The DOMINO trading zone in the Primorye-based Tigre de Cristal entertainment complex has been certified “China Friendly” under the Russian federal program which encourages travel for Chinese tourists.
China Friendly is a federal program in which travel companies, hotels, museums, etc. from Russia get certified for a fee, in exchange, they are advertised on the Chinese Internet.
“We are trying to maintain an equally high level of service for tourists from any country, however, given the geographical position of Primorye Territory, tourists and gamblers from China are our main foreign clients,” said Tigre de Cristal CEO Stylianos Tsifetakis.
“Starting from this year our guests can not only visit restaurants or play in the casino but also make purchases in luxury stores. The DOMINO trading pavilions of premium watches and jewelry now conform to the international standards for the reception of Chinese tourists and have acquired the China Friendly status. We also plan that in the near future these stores will receive the duty-free status, which is another positive factor for the reception of tourists,” he added.

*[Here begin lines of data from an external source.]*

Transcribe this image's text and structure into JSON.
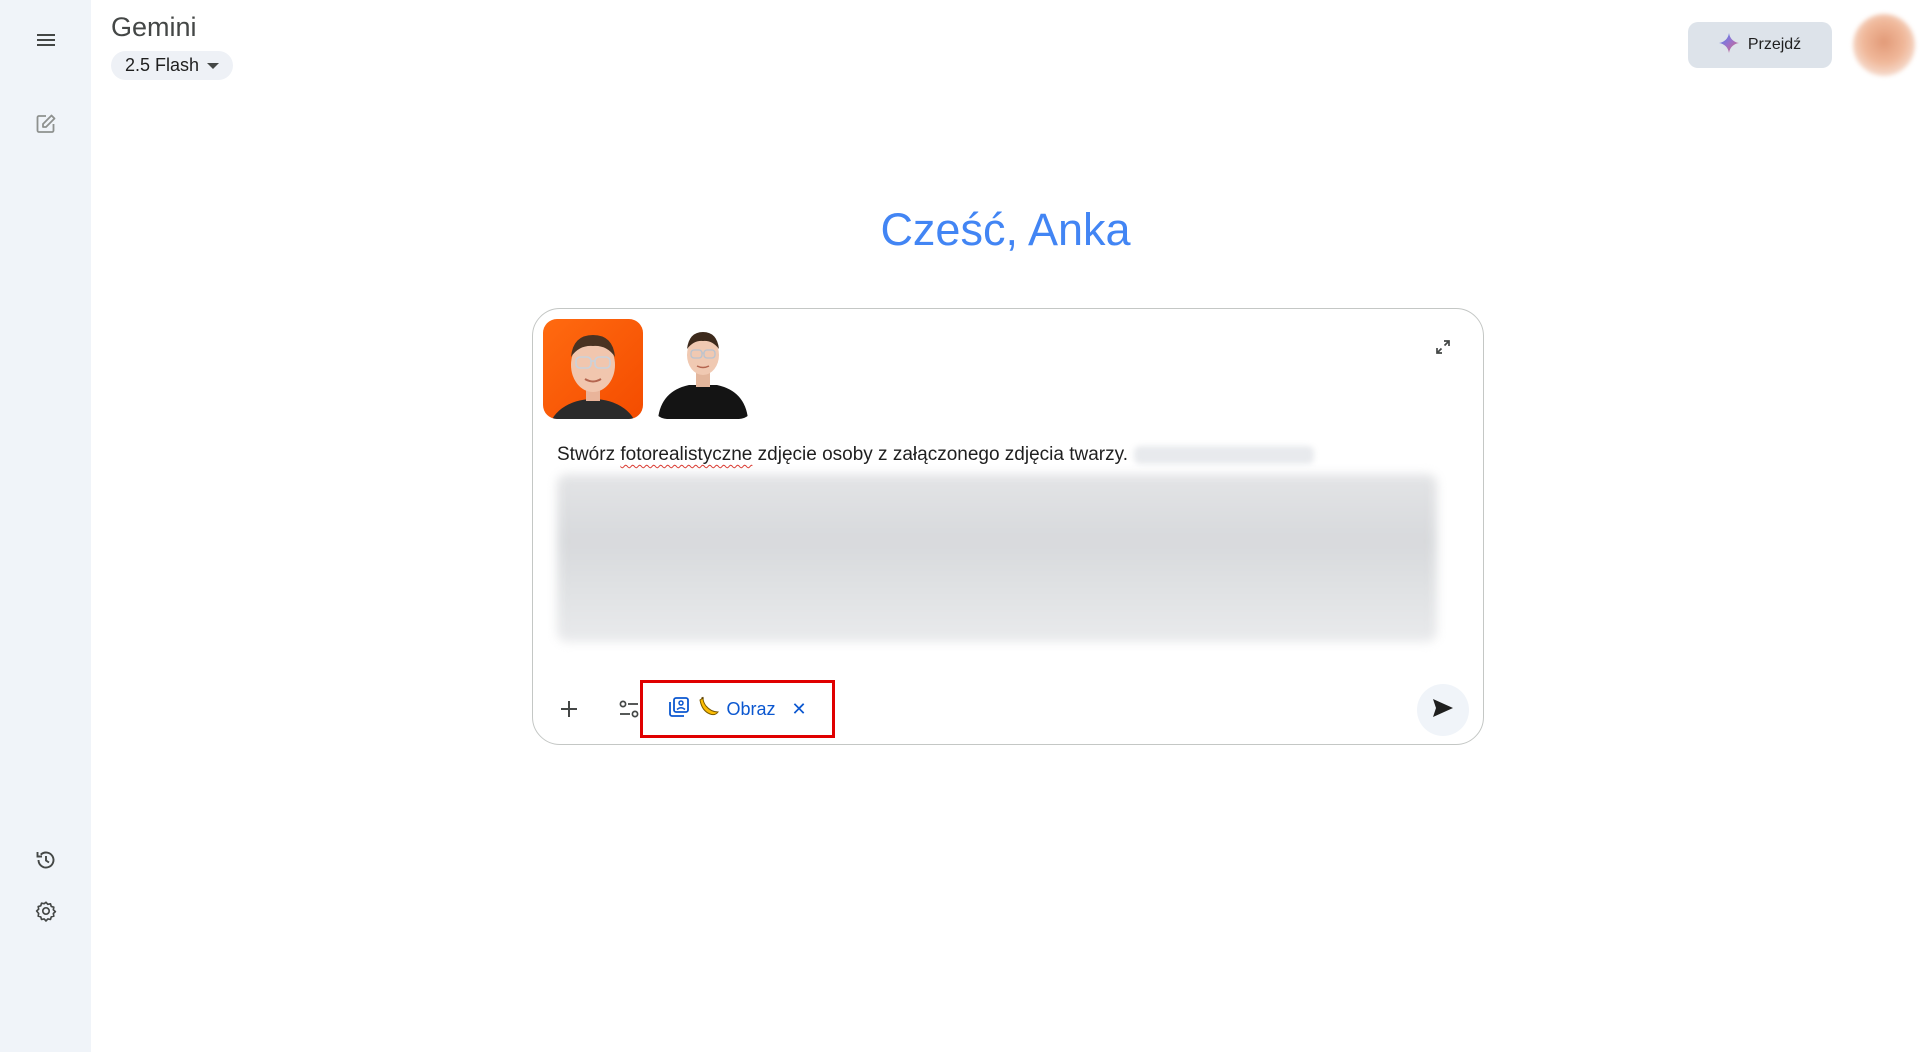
{
  "app": {
    "title": "Gemini",
    "model_label": "2.5 Flash"
  },
  "header": {
    "upgrade_label": "Przejdź"
  },
  "greeting": "Cześć, Anka",
  "prompt": {
    "text_before": "Stwórz ",
    "text_misspelled": "fotorealistyczne",
    "text_after": " zdjęcie osoby z załączonego zdjęcia twarzy."
  },
  "tool_chip": {
    "label": "Obraz",
    "close_glyph": "✕"
  },
  "icons": {
    "sidebar": [
      "menu-icon",
      "new-chat-icon",
      "history-icon",
      "settings-icon"
    ],
    "toolbar": [
      "plus-icon",
      "tools-icon",
      "image-gallery-icon",
      "banana-icon",
      "close-icon",
      "send-icon",
      "expand-icon"
    ]
  },
  "colors": {
    "greeting": "#4285f4",
    "chip_text": "#0b57d0",
    "highlight_box": "#e00000",
    "sidebar_bg": "#f0f4f9",
    "thumb_bg": "#f44c00"
  }
}
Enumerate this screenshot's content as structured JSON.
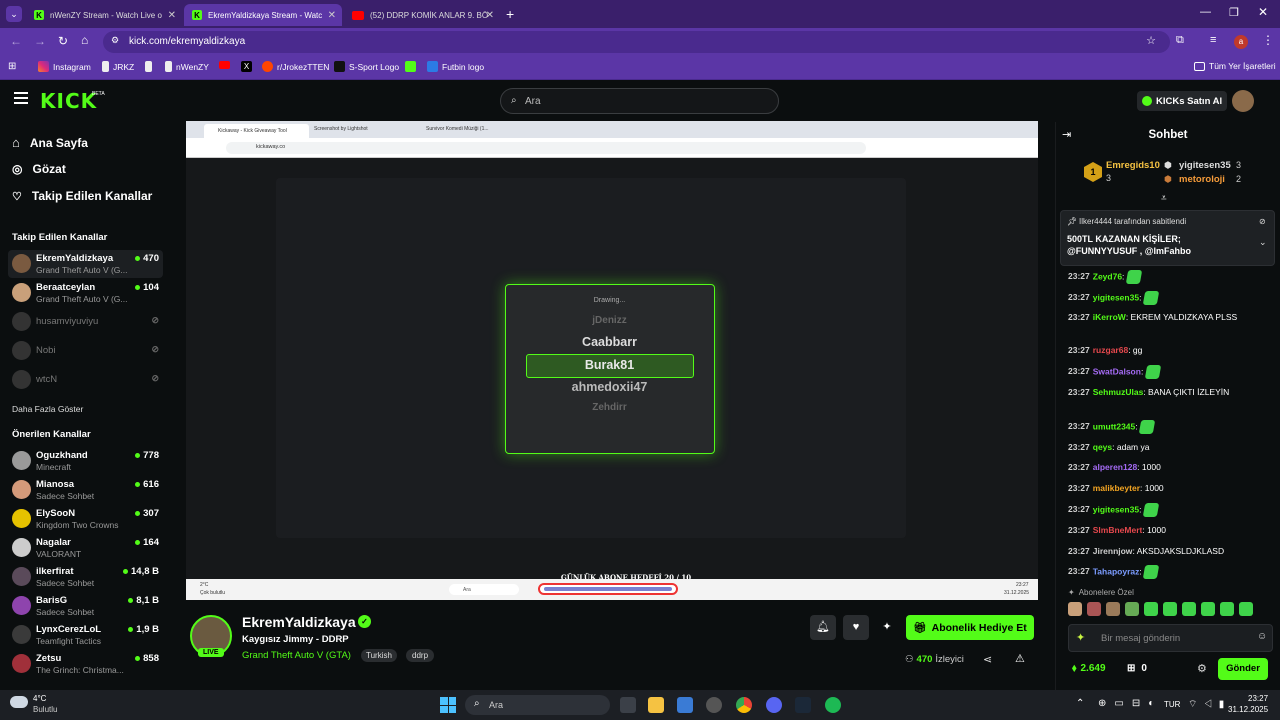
{
  "browser": {
    "tabs": [
      {
        "title": "nWenZY Stream - Watch Live o"
      },
      {
        "title": "EkremYaldizkaya Stream - Watc"
      },
      {
        "title": "(52) DDRP KOMİK ANLAR 9. BÖ"
      }
    ],
    "url": "kick.com/ekremyaldizkaya",
    "profile_letter": "a",
    "bookmarks": [
      "Instagram",
      "JRKZ",
      "nWenZY",
      "r/JrokezTTEN",
      "S-Sport Logo",
      "Futbin logo"
    ],
    "all_bookmarks": "Tüm Yer İşaretleri"
  },
  "header": {
    "logo": "KICK",
    "logo_beta": "BETA",
    "search_placeholder": "Ara",
    "kicks_button": "KICKs Satın Al"
  },
  "sidebar": {
    "nav": [
      {
        "label": "Ana Sayfa",
        "icon": "home-icon"
      },
      {
        "label": "Gözat",
        "icon": "compass-icon"
      },
      {
        "label": "Takip Edilen Kanallar",
        "icon": "heart-icon"
      }
    ],
    "followed_title": "Takip Edilen Kanallar",
    "followed": [
      {
        "name": "EkremYaldizkaya",
        "game": "Grand Theft Auto V (G...",
        "viewers": "470"
      },
      {
        "name": "Beraatceylan",
        "game": "Grand Theft Auto V (G...",
        "viewers": "104"
      },
      {
        "name": "husamviyuviyu"
      },
      {
        "name": "Nobi"
      },
      {
        "name": "wtcN"
      }
    ],
    "show_more": "Daha Fazla Göster",
    "recommended_title": "Önerilen Kanallar",
    "recommended": [
      {
        "name": "Oguzkhand",
        "game": "Minecraft",
        "viewers": "778"
      },
      {
        "name": "Mianosa",
        "game": "Sadece Sohbet",
        "viewers": "616"
      },
      {
        "name": "ElySooN",
        "game": "Kingdom Two Crowns",
        "viewers": "307"
      },
      {
        "name": "Nagalar",
        "game": "VALORANT",
        "viewers": "164"
      },
      {
        "name": "ilkerfirat",
        "game": "Sadece Sohbet",
        "viewers": "14,8 B"
      },
      {
        "name": "BarisG",
        "game": "Sadece Sohbet",
        "viewers": "8,1 B"
      },
      {
        "name": "LynxCerezLoL",
        "game": "Teamfight Tactics",
        "viewers": "1,9 B"
      },
      {
        "name": "Zetsu",
        "game": "The Grinch: Christma...",
        "viewers": "858"
      }
    ]
  },
  "video": {
    "inner_tabs": [
      "Kickaway - Kick Giveaway Tool",
      "Screenshot by Lightshot",
      "Survivor Komedi Müziği (1..."
    ],
    "inner_url": "kickaway.co",
    "modal_title": "Drawing...",
    "names": [
      "jDenizz",
      "Caabbarr",
      "Burak81",
      "ahmedoxii47",
      "Zehdirr"
    ],
    "selected": "Burak81",
    "goal_text": "GÜNLÜK ABONE HEDEFİ   20 / 10",
    "inner_weather": "2°C",
    "inner_weather_sub": "Çok bulutlu",
    "inner_search": "Ara",
    "inner_time": "23:27",
    "inner_date": "31.12.2025"
  },
  "stream": {
    "channel": "EkremYaldizkaya",
    "title": "Kaygısız Jimmy - DDRP",
    "category": "Grand Theft Auto V (GTA)",
    "tags": [
      "Turkish",
      "ddrp"
    ],
    "live_badge": "LIVE",
    "gift_button": "Abonelik Hediye Et",
    "viewers": "470",
    "viewers_label": "İzleyici"
  },
  "chat": {
    "title": "Sohbet",
    "leaders": [
      {
        "rank": "1",
        "name": "Emregids10",
        "count": "3"
      },
      {
        "name": "yigitesen35",
        "count": "3"
      },
      {
        "name": "metoroloji",
        "count": "2"
      }
    ],
    "pinned_by": "Ilker4444 tarafından sabitlendi",
    "pinned_text": "500TL KAZANAN KİŞİLER; @FUNNYYUSUF , @ImFahbo",
    "messages": [
      {
        "time": "23:27",
        "user": "Zeyd76",
        "color": "#53fc18",
        "text": "",
        "emote": true
      },
      {
        "time": "23:27",
        "user": "yigitesen35",
        "color": "#53fc18",
        "text": "",
        "emote": true
      },
      {
        "time": "23:27",
        "user": "iKerroW",
        "color": "#53fc18",
        "text": "EKREM YALDIZKAYA PLSS"
      },
      {
        "time": "23:27",
        "user": "ruzgar68",
        "color": "#e5484d",
        "text": "gg"
      },
      {
        "time": "23:27",
        "user": "SwatDalson",
        "color": "#a56bf5",
        "text": "",
        "emote": true
      },
      {
        "time": "23:27",
        "user": "SehmuzUlas",
        "color": "#53fc18",
        "text": "BANA ÇIKTI İZLEYİN"
      },
      {
        "time": "23:27",
        "user": "umutt2345",
        "color": "#53fc18",
        "text": "",
        "emote": true
      },
      {
        "time": "23:27",
        "user": "qeys",
        "color": "#53fc18",
        "text": "adam ya"
      },
      {
        "time": "23:27",
        "user": "alperen128",
        "color": "#a56bf5",
        "text": "1000"
      },
      {
        "time": "23:27",
        "user": "malikbeyter",
        "color": "#f5a623",
        "text": "1000"
      },
      {
        "time": "23:27",
        "user": "yigitesen35",
        "color": "#53fc18",
        "text": "",
        "emote": true
      },
      {
        "time": "23:27",
        "user": "SlmBneMert",
        "color": "#e5484d",
        "text": "1000"
      },
      {
        "time": "23:27",
        "user": "Jirennjow",
        "color": "#cfcfcf",
        "text": "AKSDJAKSLDJKLASD"
      },
      {
        "time": "23:27",
        "user": "Tahapoyraz",
        "color": "#7b9cff",
        "text": "",
        "emote": true
      }
    ],
    "subs_label": "Abonelere Özel",
    "input_placeholder": "Bir mesaj gönderin",
    "points": "2.649",
    "gifts": "0",
    "send_button": "Gönder"
  },
  "taskbar": {
    "weather_temp": "4°C",
    "weather_desc": "Bulutlu",
    "search": "Ara",
    "lang": "TUR",
    "time": "23:27",
    "date": "31.12.2025"
  }
}
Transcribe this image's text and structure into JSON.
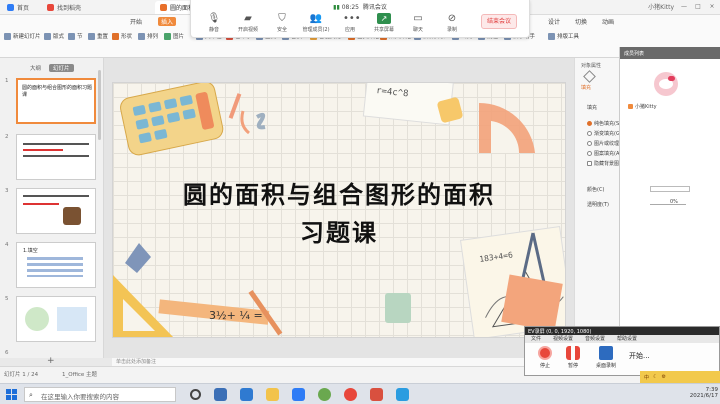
{
  "titlebar": {
    "tabs": [
      {
        "label": "首页"
      },
      {
        "label": "找到稻壳"
      },
      {
        "label": "圆的面积..."
      }
    ],
    "user": "小猪Kitty"
  },
  "meeting": {
    "signal": "08:25",
    "title": "腾讯会议",
    "tools": [
      "静音",
      "开启视频",
      "安全",
      "管理成员(2)",
      "应用",
      "共享屏幕",
      "聊天",
      "录制",
      "开始云录"
    ],
    "end_label": "结束会议"
  },
  "ribbon": {
    "tabs": [
      "开始",
      "插入",
      "设计",
      "切换",
      "动画",
      "放映",
      "审阅",
      "视图",
      "开发工具",
      "会员专享",
      "稻壳资源"
    ],
    "buttons": [
      "新建幻灯片",
      "版式",
      "节",
      "重置",
      "形状",
      "排列",
      "图片",
      "文本框",
      "艺术字",
      "查找",
      "替换",
      "智能美化",
      "当页开始",
      "从头开始",
      "演讲实录",
      "公式",
      "批注",
      "演示助手",
      "排版工具"
    ]
  },
  "slide_panel": {
    "tabs": [
      "大纲",
      "幻灯片"
    ],
    "thumbs": [
      {
        "num": "1",
        "text": "圆的面积与组合图形的面积习题课"
      },
      {
        "num": "2",
        "text": ""
      },
      {
        "num": "3",
        "text": ""
      },
      {
        "num": "4",
        "text": "1.填空"
      },
      {
        "num": "5",
        "text": ""
      },
      {
        "num": "6",
        "text": ""
      }
    ]
  },
  "slide": {
    "title": "圆的面积与组合图形的面积",
    "subtitle": "习题课",
    "decor": {
      "note_formula": "r=4c^8",
      "paper_numbers": "183+4=6",
      "fraction": "3½+ ¼ =",
      "icons": [
        "calculator",
        "protractor",
        "ruler",
        "pencil",
        "compass",
        "paper-clip",
        "eraser",
        "triangle-ruler"
      ]
    }
  },
  "props": {
    "header": "对象属性",
    "fill_tab": "填充",
    "fill_label": "填充",
    "options": [
      "纯色填充(S)",
      "渐变填充(G)",
      "图片或纹理填充(P)",
      "图案填充(A)",
      "隐藏背景图形(H)"
    ],
    "color_label": "颜色(C)",
    "transparency_label": "透明度(T)",
    "transparency_value": "0%"
  },
  "people": {
    "header": "成员列表",
    "name": "小猪Kitty"
  },
  "statusbar": {
    "slide_info": "幻灯片 1 / 24",
    "theme": "1_Office 主题",
    "notes_placeholder": "单击此处添加备注"
  },
  "recorder": {
    "title": "EV录屏 (0, 0, 1920, 1080)",
    "menu": [
      "文件",
      "视频设置",
      "音频设置",
      "帮助设置"
    ],
    "start": "停止",
    "pause": "暂停",
    "screen": "桌面录制",
    "status": "开始..."
  },
  "ime": {
    "label": "中"
  },
  "taskbar": {
    "search_placeholder": "在这里输入你要搜索的内容",
    "time": "7:39",
    "date": "2021/6/17"
  }
}
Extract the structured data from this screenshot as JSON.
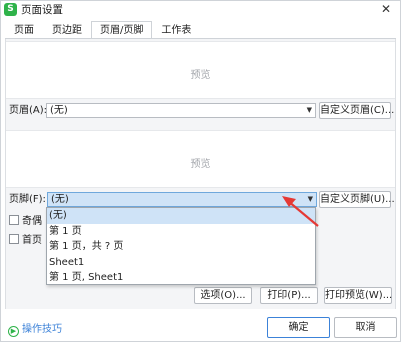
{
  "window": {
    "title": "页面设置",
    "app_icon_letter": "S",
    "close_glyph": "✕"
  },
  "tabs": [
    {
      "label": "页面",
      "active": false
    },
    {
      "label": "页边距",
      "active": false
    },
    {
      "label": "页眉/页脚",
      "active": true
    },
    {
      "label": "工作表",
      "active": false
    }
  ],
  "header": {
    "preview_label": "预览",
    "label": "页眉(A):",
    "value": "(无)",
    "custom_button": "自定义页眉(C)..."
  },
  "footer": {
    "preview_label": "预览",
    "label": "页脚(F):",
    "value": "(无)",
    "custom_button": "自定义页脚(U)..."
  },
  "checkboxes": [
    {
      "label": "奇偶页不同",
      "visible_label": "奇偶",
      "checked": false
    },
    {
      "label": "首页不同",
      "visible_label": "首页",
      "checked": false
    }
  ],
  "dropdown": {
    "items": [
      "(无)",
      "第 1 页",
      "第 1 页，共 ? 页",
      "Sheet1",
      "第 1 页, Sheet1"
    ],
    "selected_index": 0
  },
  "buttons": {
    "options": "选项(O)...",
    "print": "打印(P)...",
    "print_preview": "打印预览(W)..."
  },
  "bottom": {
    "tips": "操作技巧",
    "ok": "确定",
    "cancel": "取消"
  },
  "colors": {
    "accent": "#3c82d8",
    "app_icon": "#2fb34a",
    "selection": "#cfe3f7",
    "annotation_arrow": "#e53935"
  },
  "icons": {
    "app": "wps-spreadsheet-icon",
    "close": "close-icon",
    "dropdown_arrow": "chevron-down-icon",
    "tips": "play-circle-icon"
  }
}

In 2017, Tigre de Cristal expanded its range of services by opening luxury stores.
During the first nine months months of 2017, casinos were visited by more than 150,000 foreign tourists, 85 per cent of whom are Chinese citizens, according to the Betting Business Russia publication.
MPs to double gambling tax
The Russian parliament is finally set to consider a bill on increasing gambling taxes in the second reading on November 10.
Its latest amendments, which passed the first reading in May 2016, apply to all taxable gambling activities.
The updated bill envisages a two-fold increase in gambling tax rates, as earlier proposed by the Russian Finance Ministry.
The amendments set the following tax rates countrywide: from RUB 50,000 (US$863) to RUB 250,000 for a gaming table or a processing centre run by a tote or a bookmaker; from RUB 3,000 to RUB 15,000 for a slot machine.
The document introduces a RUB 2.5 to 3 million tax on an online bet processing centre (TSUPIS). Currently, there are two TSUPIS operating in Russia, run by two rivaling self-regulating organisations of bookmakers.